People rate their own level of drunkenness based the level of intoxication of people around them – not how much they have had to drink. In assessing how drunk people felt they were on a night out in Cardiff, researchers discovered people underestimate how drunk they are when surrounded by others who had also had too much.
Researchers at Cardiff University sought to better understand people's perceptions of their own drunkenness by assessing them while they were intoxicated in real-world environments – the first time such a study has been carried out. Previously, researchers only assessed people when they were sober in non-drinking situations, asking them to answer questions based on their memories.
Published in the journal BMC Public Health, researchers breathalysed more than 1,800 people of different social groups and different ages. Alcohol levels were taken between 8pm and 3am on Friday and Saturday nights across four locations where alcohol was sold.
Of the participants, 400 were asked about how drunk they felt and the risks involved. These included how drunk are you right now? How extreme has your drinking been tonight? If you drank as much as you have tonight every week how likely is it that you will damage your health/get liver cirrhosis in the next 15 years?
Findings showed people generally perceived themselves as moderately drunk and moderately at risk. However, findings showed people underestimated their drunkenness when surrounded by people who were also drunk. They found they felt more at risk when they were surrounded by more sober people.
Understanding people's drinking habits is an important step in getting them to reduce the amount consumed. More than 8,000 people died from alcohol-related problems in 2014, costing NHS England around £3.5bn ($4.6bn).

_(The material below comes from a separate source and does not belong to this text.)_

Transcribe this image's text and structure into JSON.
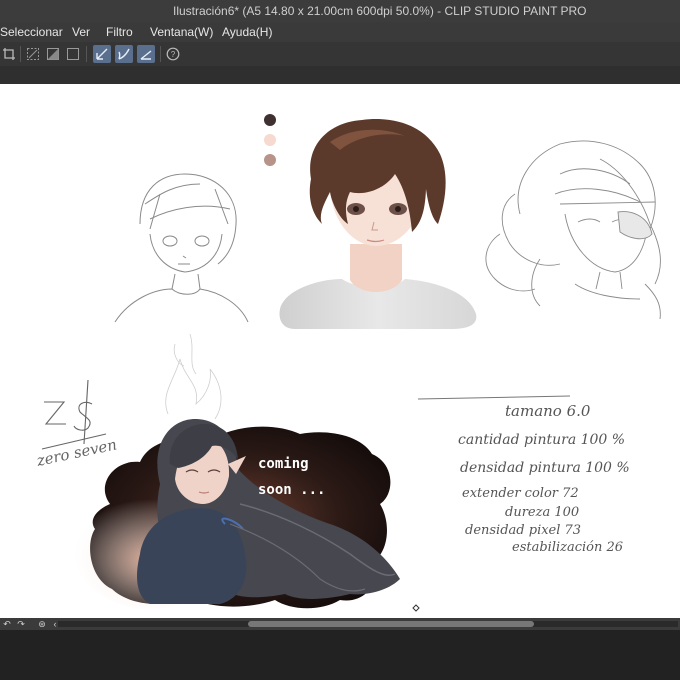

Simon Moore, one of the study authors, said: "This has very important implications for how we might work to reduce excessive alcohol consumption. We could either work to reduce the number of very drunk people in a drinking environment, or we could increase the number of people who are sober. Our theory predicts the latter approach would have greatest impact.
"Researchers have historically worked under the assumption that those who drink most alcohol incorrectly 'imagine' everyone else also drinks to excess. It turns out that irrespective of how much someone has drunk, if they observe others who are more drunk than they are, they feel less at risk from drinking more."